I’m wrapping up the school year with Google Classroom hacks. The entire point of these hacks is to simplify your life while holding the students accountable up to the bitter end. The last six weeks are always the hardest. The weather is beautiful, the students are checked out, and we’re all exhausted. The last thing any of us want to do is focus.
Last week, I talked about color-coding to simplify the grading process in Classroom. This week, I want to show you how to use your Google Drive to monitor your students as they are working.
Google Classroom Hack #5: Help Students Succeed in REAL Time
I call it “monitoring.” My students call it “stalking.” Either way, it holds them accountable and allows me to check for understanding before they submit an assignment.
The other day, as my world history class was working on a vocabulary assignment, I sat at one of the tables in my room, opened the “classroom” folder in my Drive, and “stalked" the students’ assignments.
A few minutes into the assignment, I noticed one boy had zero work done. I left a comment on his slides for him—“get to work.” He saw it pop up on his assignment and immediately realized I wasn't going to let him slack.
A girl was dragging and dropping vocabulary words into a cloze reading passage. I noticed that three of them were wrong, so I dragged the words off from the blanks and put them back in the word bank. She got confused and dragged them back.
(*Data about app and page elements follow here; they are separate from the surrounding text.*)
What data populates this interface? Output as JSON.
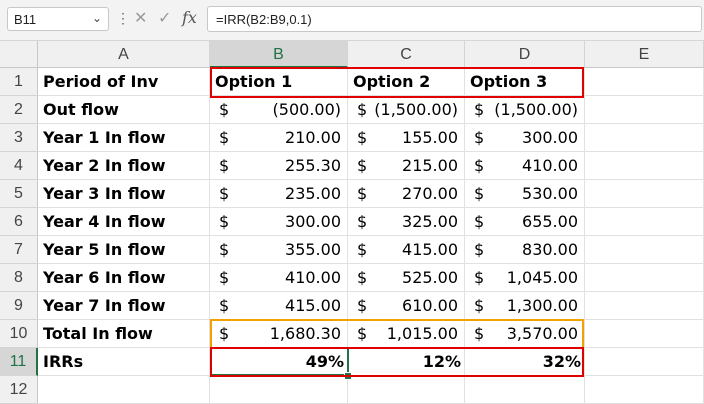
{
  "formula_bar": {
    "name_box": "B11",
    "name_box_chevron_icon": "chevron-down-icon",
    "more_icon": "vertical-ellipsis-icon",
    "cancel_icon": "close-icon",
    "enter_icon": "checkmark-icon",
    "fx_label": "fx",
    "formula": "=IRR(B2:B9,0.1)"
  },
  "columns": [
    "A",
    "B",
    "C",
    "D",
    "E"
  ],
  "rows": [
    "1",
    "2",
    "3",
    "4",
    "5",
    "6",
    "7",
    "8",
    "9",
    "10",
    "11",
    "12"
  ],
  "sheet": {
    "header_row": [
      "Period of Inv",
      "Option 1",
      "Option 2",
      "Option 3"
    ],
    "currency_symbol": "$",
    "data_rows": [
      {
        "label": "Out flow",
        "values": [
          "(500.00)",
          "(1,500.00)",
          "(1,500.00)"
        ]
      },
      {
        "label": "Year 1 In flow",
        "values": [
          "210.00",
          "155.00",
          "300.00"
        ]
      },
      {
        "label": "Year 2 In flow",
        "values": [
          "255.30",
          "215.00",
          "410.00"
        ]
      },
      {
        "label": "Year 3 In flow",
        "values": [
          "235.00",
          "270.00",
          "530.00"
        ]
      },
      {
        "label": "Year 4 In flow",
        "values": [
          "300.00",
          "325.00",
          "655.00"
        ]
      },
      {
        "label": "Year 5 In flow",
        "values": [
          "355.00",
          "415.00",
          "830.00"
        ]
      },
      {
        "label": "Year 6 In flow",
        "values": [
          "410.00",
          "525.00",
          "1,045.00"
        ]
      },
      {
        "label": "Year 7 In flow",
        "values": [
          "415.00",
          "610.00",
          "1,300.00"
        ]
      },
      {
        "label": "Total In flow",
        "values": [
          "1,680.30",
          "1,015.00",
          "3,570.00"
        ]
      }
    ],
    "irr_row": {
      "label": "IRRs",
      "values": [
        "49%",
        "12%",
        "32%"
      ]
    }
  },
  "colors": {
    "highlight_red": "#e00000",
    "highlight_orange": "#f2a100",
    "selection_green": "#217346"
  }
}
I moved them again and messaged her by leaving a comment.
She messaged me back that she was confused (a lot of the words in our current unit deal with imperialism and can be annoyingly similar), so I moved five of the words off to the side to narrow her choices. She felt less overwhelmed and was able to complete the assignment meaningfully by really looking at the definitions of those five words and figuring out where they belonged within the context of the passage.
Here's How It Works:
There are other implications for this besides understanding check and keeping students on task. Imagine having a particular time each week for tutoring. I used to do it on Tuesday and Thursday afternoons for students who needed extra assistance, but it seemed that the students who needed it the most couldn’t get a ride.
Most of my students have some type of device (phone, tablet, computer…) that they can work on at home. We can schedule a time for me to give them extra help remotely. I obviously want my family time to be for my family, but if a student needs help and can’t stay after or come early, this is an ideal solution—kind of like virtual office hours, and I can control the times I make myself available.
Do you have a Google Classroom Hack to share or maybe just a question about this one? If so, leave it in the comments below, and I'll see you again next week for Google Classroom Hack #4!
|Read the next hack in this series--CLICK HERE.|